> **INFORMATION GIVEN**:
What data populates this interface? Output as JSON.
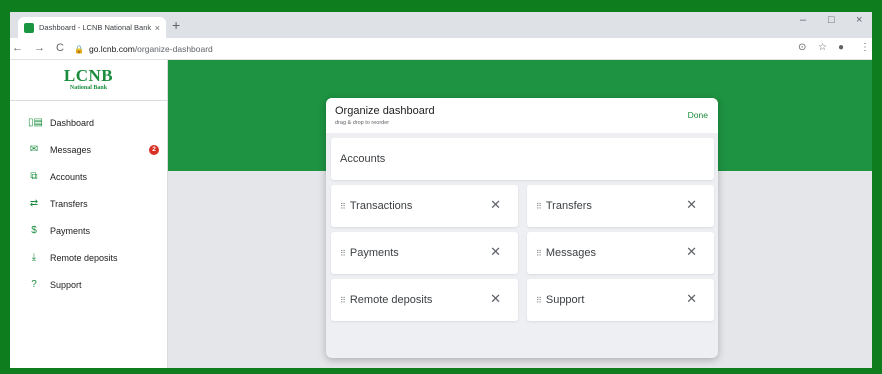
{
  "browser": {
    "tab_title": "Dashboard - LCNB National Bank",
    "tab_close": "×",
    "new_tab": "+",
    "url_host": "go.lcnb.com",
    "url_path": "/organize-dashboard",
    "controls": {
      "minimize": "–",
      "maximize": "□",
      "close": "×"
    },
    "nav": {
      "back": "←",
      "forward": "→",
      "reload": "C"
    },
    "icons": {
      "lock": "🔒",
      "target": "⊙",
      "star": "☆",
      "profile": "●",
      "menu": "⋮"
    }
  },
  "sidebar": {
    "logo_main": "LCNB",
    "logo_sub": "National Bank",
    "items": [
      {
        "label": "Dashboard",
        "icon": "▯▤"
      },
      {
        "label": "Messages",
        "icon": "✉",
        "badge": "2"
      },
      {
        "label": "Accounts",
        "icon": "⧉"
      },
      {
        "label": "Transfers",
        "icon": "⇄"
      },
      {
        "label": "Payments",
        "icon": "$"
      },
      {
        "label": "Remote deposits",
        "icon": "⤓"
      },
      {
        "label": "Support",
        "icon": "?"
      }
    ]
  },
  "modal": {
    "title": "Organize dashboard",
    "subtitle": "drag & drop to reorder",
    "done_label": "Done",
    "full_tile": "Accounts",
    "tiles": [
      "Transactions",
      "Transfers",
      "Payments",
      "Messages",
      "Remote deposits",
      "Support"
    ],
    "grip": "⠿",
    "remove": "✕"
  },
  "colors": {
    "brand_green": "#1a8c3c",
    "hero_green": "#1e9342",
    "badge_red": "#d93025"
  }
}
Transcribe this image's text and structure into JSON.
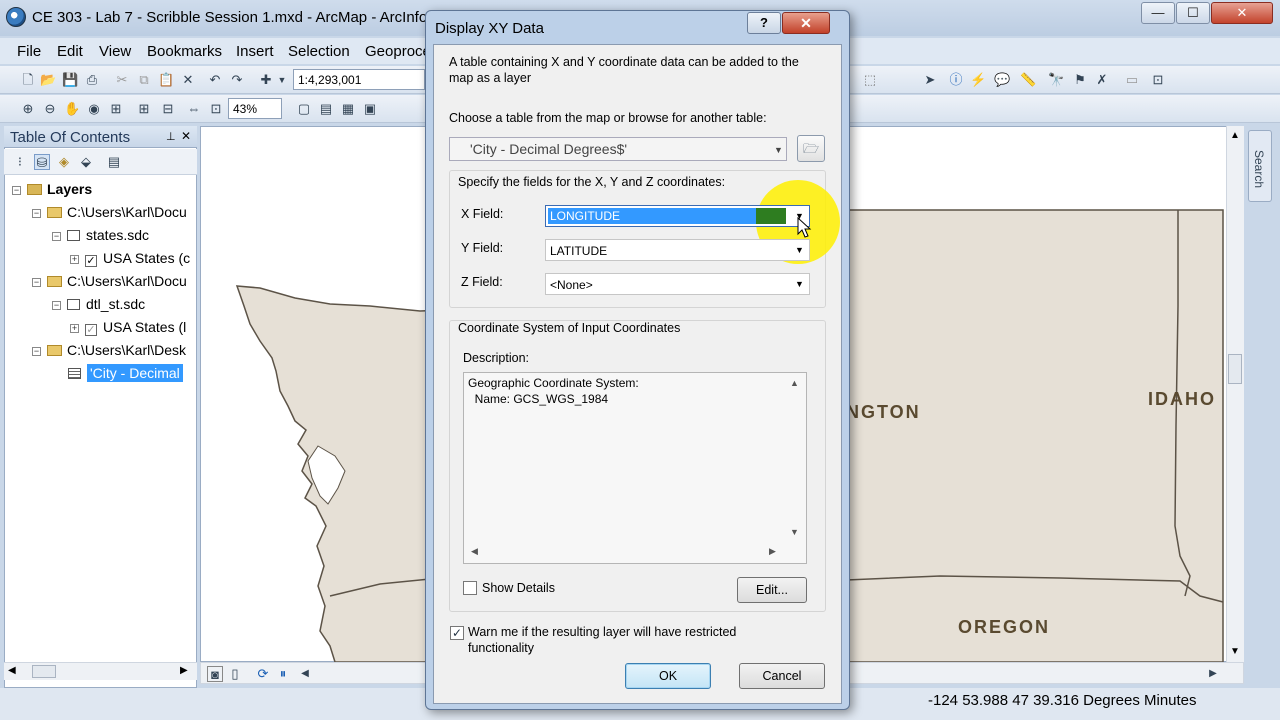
{
  "window": {
    "title": "CE 303 - Lab 7 - Scribble Session 1.mxd - ArcMap - ArcInfo",
    "minimize": "—",
    "maximize": "☐",
    "close": "✕"
  },
  "menu": [
    "File",
    "Edit",
    "View",
    "Bookmarks",
    "Insert",
    "Selection",
    "Geoproce"
  ],
  "toolbar": {
    "scale": "1:4,293,001",
    "zoom": "43%"
  },
  "toc": {
    "title": "Table Of Contents",
    "pin": "📌",
    "close": "✕",
    "items": [
      {
        "label": "Layers"
      },
      {
        "label": "C:\\Users\\Karl\\Docu"
      },
      {
        "label": "states.sdc"
      },
      {
        "label": "USA States (c"
      },
      {
        "label": "C:\\Users\\Karl\\Docu"
      },
      {
        "label": "dtl_st.sdc"
      },
      {
        "label": "USA States (l"
      },
      {
        "label": "C:\\Users\\Karl\\Desk"
      },
      {
        "label": "'City - Decimal"
      }
    ]
  },
  "map": {
    "labels": {
      "washington": "NGTON",
      "idaho": "IDAHO",
      "oregon": "OREGON"
    },
    "colors": {
      "land": "#e6e0d6",
      "border": "#5c5347"
    },
    "search": "Search"
  },
  "status": {
    "coords": "-124 53.988  47 39.316  Degrees Minutes"
  },
  "dialog": {
    "title": "Display XY Data",
    "help": "?",
    "close": "✕",
    "intro": "A table containing X and Y coordinate data can be added to the map as a layer",
    "intro_line1": "A table containing X and Y coordinate data can be added to the",
    "intro_line2": "map as a layer",
    "choose_label": "Choose a table from the map or browse for another table:",
    "table_value": "'City - Decimal Degrees$'",
    "fields_label": "Specify the fields for the X, Y and Z coordinates:",
    "x_label": "X Field:",
    "x_value": "LONGITUDE",
    "y_label": "Y Field:",
    "y_value": "LATITUDE",
    "z_label": "Z Field:",
    "z_value": "<None>",
    "coord_group": "Coordinate System of Input Coordinates",
    "description_label": "Description:",
    "description_line1": "Geographic Coordinate System:",
    "description_line2": "  Name: GCS_WGS_1984",
    "show_details": "Show Details",
    "edit_button": "Edit...",
    "warn_line1": "Warn me if the resulting layer will have restricted",
    "warn_line2": "functionality",
    "ok_button": "OK",
    "cancel_button": "Cancel"
  }
}
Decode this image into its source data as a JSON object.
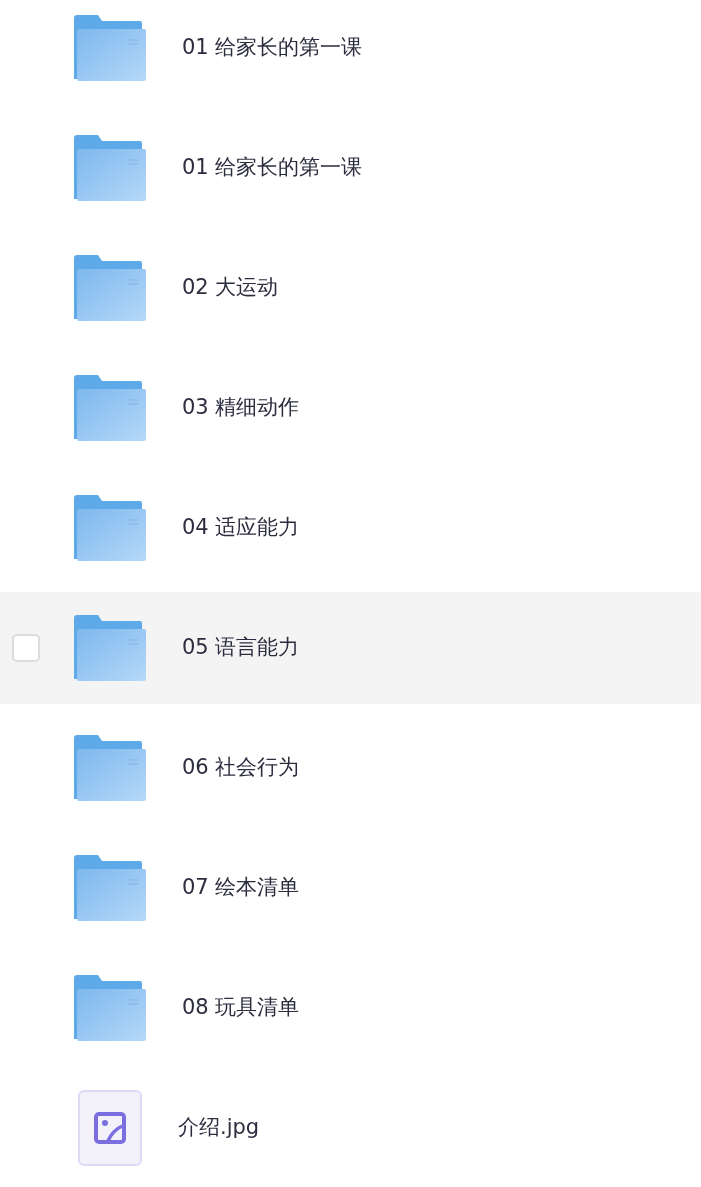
{
  "files": [
    {
      "kind": "folder",
      "name": "01 给家长的第一课"
    },
    {
      "kind": "folder",
      "name": "01 给家长的第一课"
    },
    {
      "kind": "folder",
      "name": "02 大运动"
    },
    {
      "kind": "folder",
      "name": "03 精细动作"
    },
    {
      "kind": "folder",
      "name": "04 适应能力"
    },
    {
      "kind": "folder",
      "name": "05 语言能力",
      "highlighted": true,
      "checkbox": {
        "checked": false
      }
    },
    {
      "kind": "folder",
      "name": "06 社会行为"
    },
    {
      "kind": "folder",
      "name": "07 绘本清单"
    },
    {
      "kind": "folder",
      "name": "08 玩具清单"
    },
    {
      "kind": "image",
      "name": "介绍.jpg"
    }
  ]
}
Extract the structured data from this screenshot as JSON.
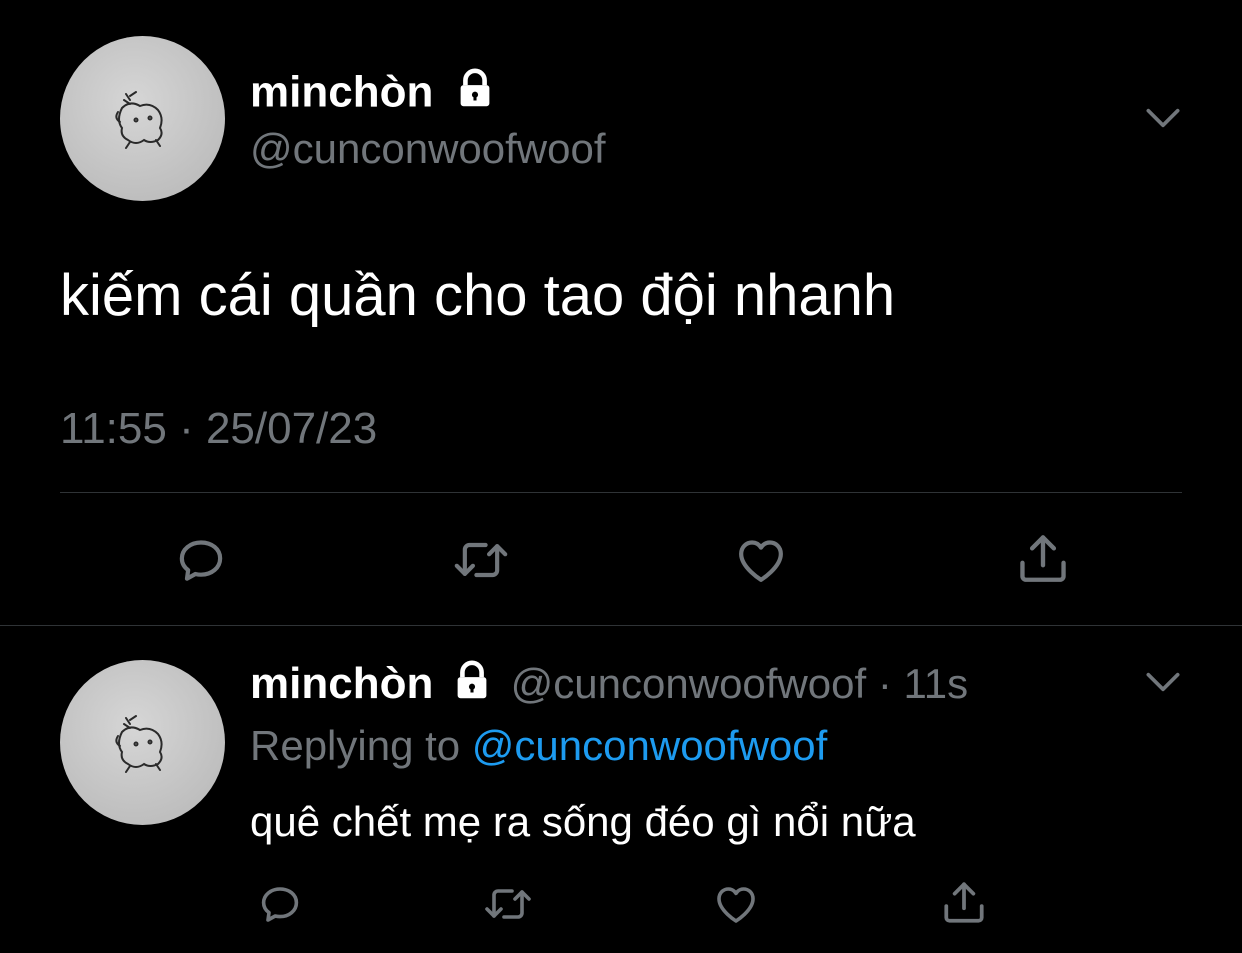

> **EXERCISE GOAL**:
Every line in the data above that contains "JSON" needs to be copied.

> **RESULT OF THE EXERCISE**:
What data populates this interface? Output as JSON.
Transcribe this image's text and structure into JSON.
Decode this image into its source data as a JSON object.
Extract the structured data from this screenshot as JSON.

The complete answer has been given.